The next three stories in Stephen Cashmore's collection of children's stories all have a slightly familiar ring to me.
The innocuously-titled 'Teddies' has the familiar theme of children's toys that come to life. Oddly enough I always found this idea scary as a kid, and I'm pleased to say that the story has the right nightmarish feel.
'Wings' is an old-school framed narrative, in which granddad tells the sprog about something strange that happened on holiday many years ago. This one has a good menacing entity - a flying entity that attacks the family car in a manner that might be mistaken for a hailstorm. This one brought back memories of my own family holidays in Scotland.
Finally there is 'Doctor MacGregor', who lives on Witch Street next to the derelict old school There's a slight touch of Salem's Lot here, as local children fall victim to a mysterious disorder. Eventually the doctor realises that's going on, and a showdown is in order.
It's important to bear in mind that these are 'spooky stories to be read aloud'. This means brevity, and relative simplicity.
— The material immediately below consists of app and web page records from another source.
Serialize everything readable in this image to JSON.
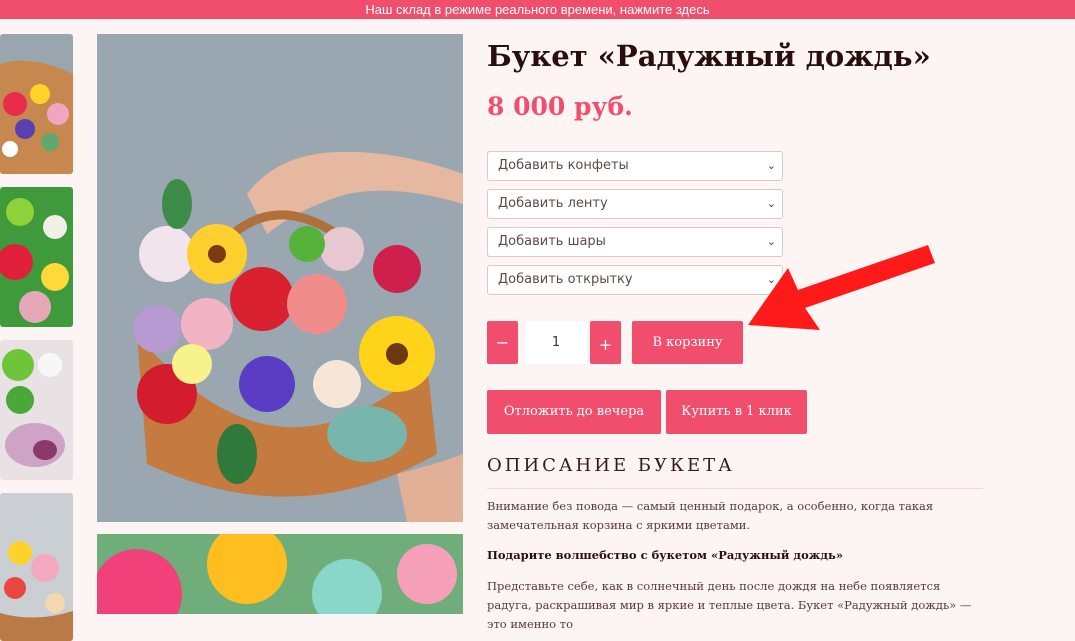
{
  "topbar": {
    "text": "Наш склад в режиме реального времени, нажмите здесь"
  },
  "product": {
    "title": "Букет «Радужный дождь»",
    "price": "8 000 руб."
  },
  "options": [
    {
      "label": "Добавить конфеты"
    },
    {
      "label": "Добавить ленту"
    },
    {
      "label": "Добавить шары"
    },
    {
      "label": "Добавить открытку"
    }
  ],
  "cart": {
    "minus": "−",
    "quantity": "1",
    "plus": "+",
    "add_to_cart": "В корзину"
  },
  "actions": {
    "reserve": "Отложить до вечера",
    "buy_one_click": "Купить в 1 клик"
  },
  "description": {
    "heading": "ОПИСАНИЕ БУКЕТА",
    "p1": "Внимание без повода — самый ценный подарок, а особенно, когда такая замечательная корзина с яркими цветами.",
    "p2": "Подарите волшебство с букетом «Радужный дождь»",
    "p3": "Представьте себе, как в солнечный день после дождя на небе появляется радуга, раскрашивая мир в яркие и теплые цвета. Букет «Радужный дождь» — это именно то"
  },
  "colors": {
    "accent": "#f04e6c",
    "background": "#fdf4f4",
    "annotation_arrow": "#ff1a1a"
  }
}
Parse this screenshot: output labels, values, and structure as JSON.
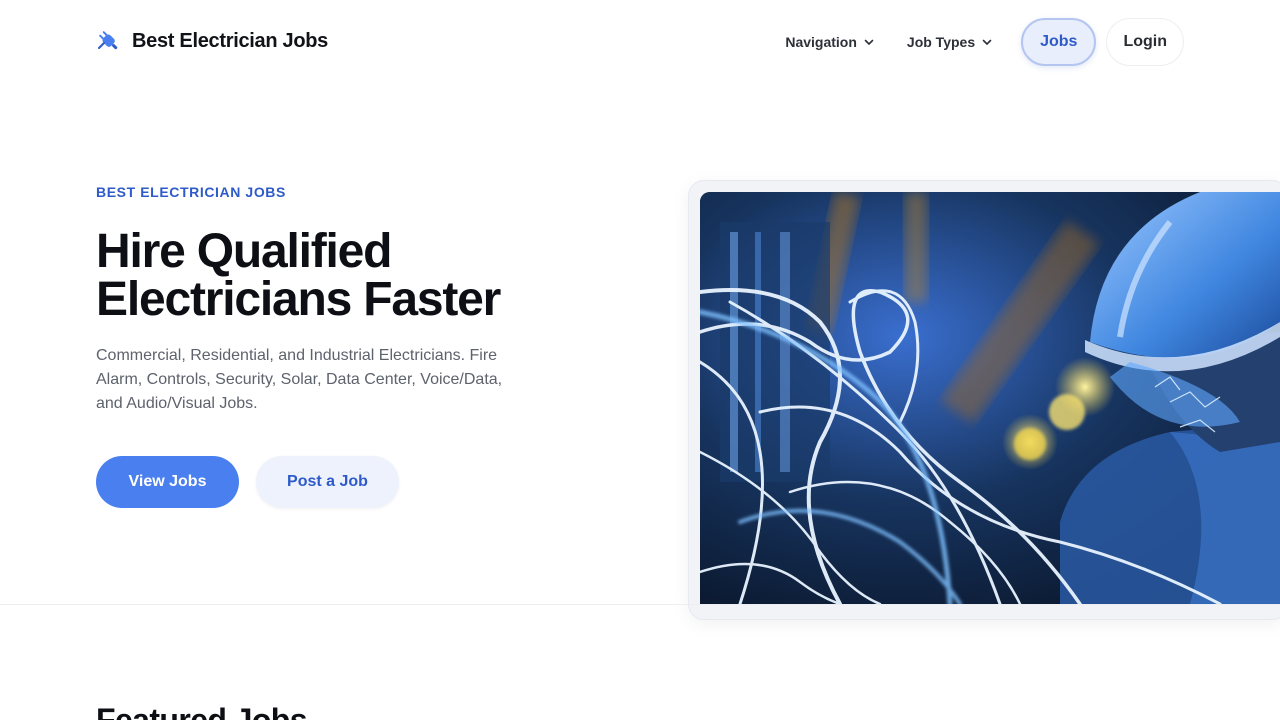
{
  "header": {
    "brand": "Best Electrician Jobs",
    "nav": {
      "navigation": "Navigation",
      "job_types": "Job Types",
      "jobs": "Jobs",
      "login": "Login"
    }
  },
  "hero": {
    "eyebrow": "BEST ELECTRICIAN JOBS",
    "title_line1": "Hire Qualified",
    "title_line2": "Electricians Faster",
    "description": "Commercial, Residential, and Industrial Electricians. Fire Alarm, Controls, Security, Solar, Data Center, Voice/Data, and Audio/Visual Jobs.",
    "primary_button": "View Jobs",
    "secondary_button": "Post a Job"
  },
  "featured": {
    "title": "Featured Jobs"
  },
  "colors": {
    "accent": "#4a7ff0",
    "accent_text": "#2e5bc9",
    "accent_soft": "#eef2fc"
  },
  "icons": {
    "logo": "electric-plug-icon",
    "dropdown": "chevron-down-icon"
  }
}
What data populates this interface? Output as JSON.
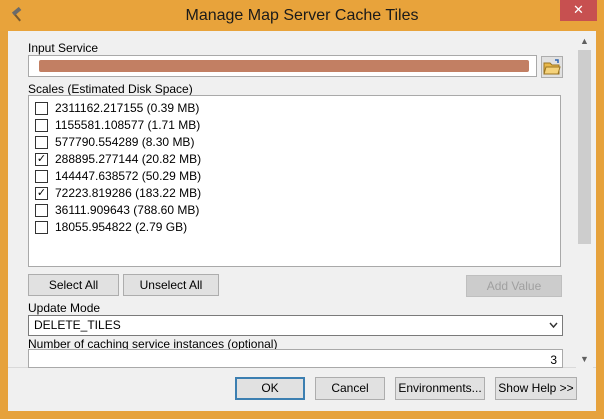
{
  "window": {
    "title": "Manage Map Server Cache Tiles",
    "close_label": "✕",
    "accent_color": "#e8a33b"
  },
  "form": {
    "input_service_label": "Input Service",
    "input_service_value": "",
    "scales_label": "Scales (Estimated Disk Space)",
    "scales": [
      {
        "label": "2311162.217155 (0.39 MB)",
        "checked": false
      },
      {
        "label": "1155581.108577 (1.71 MB)",
        "checked": false
      },
      {
        "label": "577790.554289 (8.30 MB)",
        "checked": false
      },
      {
        "label": "288895.277144 (20.82 MB)",
        "checked": true
      },
      {
        "label": "144447.638572 (50.29 MB)",
        "checked": false
      },
      {
        "label": "72223.819286 (183.22 MB)",
        "checked": true
      },
      {
        "label": "36111.909643 (788.60 MB)",
        "checked": false
      },
      {
        "label": "18055.954822 (2.79 GB)",
        "checked": false
      }
    ],
    "select_all_label": "Select All",
    "unselect_all_label": "Unselect All",
    "add_value_label": "Add Value",
    "update_mode_label": "Update Mode",
    "update_mode_value": "DELETE_TILES",
    "instances_label": "Number of caching service instances (optional)",
    "instances_value": "3"
  },
  "footer": {
    "ok_label": "OK",
    "cancel_label": "Cancel",
    "environments_label": "Environments...",
    "show_help_label": "Show Help >>"
  },
  "icons": {
    "app": "hammer-icon",
    "folder": "folder-open-icon",
    "dropdown": "chevron-down-icon",
    "check": "✓"
  }
}
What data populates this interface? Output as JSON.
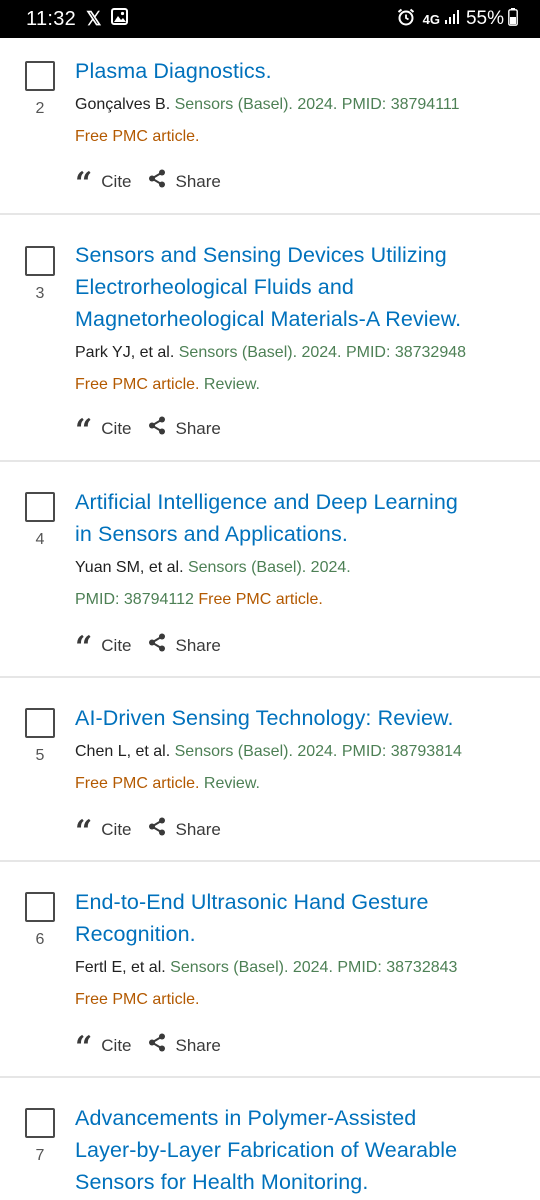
{
  "status_bar": {
    "time": "11:32",
    "network": "4G",
    "battery": "55%"
  },
  "actions": {
    "cite": "Cite",
    "share": "Share"
  },
  "results": [
    {
      "num": "2",
      "title_lines": [
        "Plasma Diagnostics."
      ],
      "meta_lines": [
        [
          {
            "t": "Gonçalves B. ",
            "c": "authors"
          },
          {
            "t": "Sensors (Basel). 2024. PMID: 38794111",
            "c": "journal"
          }
        ],
        [
          {
            "t": "Free PMC article.",
            "c": "free"
          }
        ]
      ]
    },
    {
      "num": "3",
      "title_lines": [
        "Sensors and Sensing Devices Utilizing",
        "Electrorheological Fluids and",
        "Magnetorheological Materials-A Review."
      ],
      "meta_lines": [
        [
          {
            "t": "Park YJ, et al. ",
            "c": "authors"
          },
          {
            "t": "Sensors (Basel). 2024. PMID: 38732948",
            "c": "journal"
          }
        ],
        [
          {
            "t": "Free PMC article.",
            "c": "free"
          },
          {
            "t": " Review.",
            "c": "review"
          }
        ]
      ]
    },
    {
      "num": "4",
      "title_lines": [
        "Artificial Intelligence and Deep Learning",
        "in Sensors and Applications."
      ],
      "meta_lines": [
        [
          {
            "t": "Yuan SM, et al. ",
            "c": "authors"
          },
          {
            "t": "Sensors (Basel). 2024.",
            "c": "journal"
          }
        ],
        [
          {
            "t": "PMID: 38794112 ",
            "c": "journal"
          },
          {
            "t": "Free PMC article.",
            "c": "free"
          }
        ]
      ]
    },
    {
      "num": "5",
      "title_lines": [
        "AI-Driven Sensing Technology: Review."
      ],
      "meta_lines": [
        [
          {
            "t": "Chen L, et al. ",
            "c": "authors"
          },
          {
            "t": "Sensors (Basel). 2024. PMID: 38793814",
            "c": "journal"
          }
        ],
        [
          {
            "t": "Free PMC article.",
            "c": "free"
          },
          {
            "t": " Review.",
            "c": "review"
          }
        ]
      ]
    },
    {
      "num": "6",
      "title_lines": [
        "End-to-End Ultrasonic Hand Gesture",
        "Recognition."
      ],
      "meta_lines": [
        [
          {
            "t": "Fertl E, et al. ",
            "c": "authors"
          },
          {
            "t": "Sensors (Basel). 2024. PMID: 38732843",
            "c": "journal"
          }
        ],
        [
          {
            "t": "Free PMC article.",
            "c": "free"
          }
        ]
      ]
    },
    {
      "num": "7",
      "title_lines": [
        "Advancements in Polymer-Assisted",
        "Layer-by-Layer Fabrication of Wearable",
        "Sensors for Health Monitoring."
      ],
      "meta_lines": []
    }
  ]
}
Most effective ghost stories do work as spoken performances, and I think the tales in As They Grow Older have the authentic touch.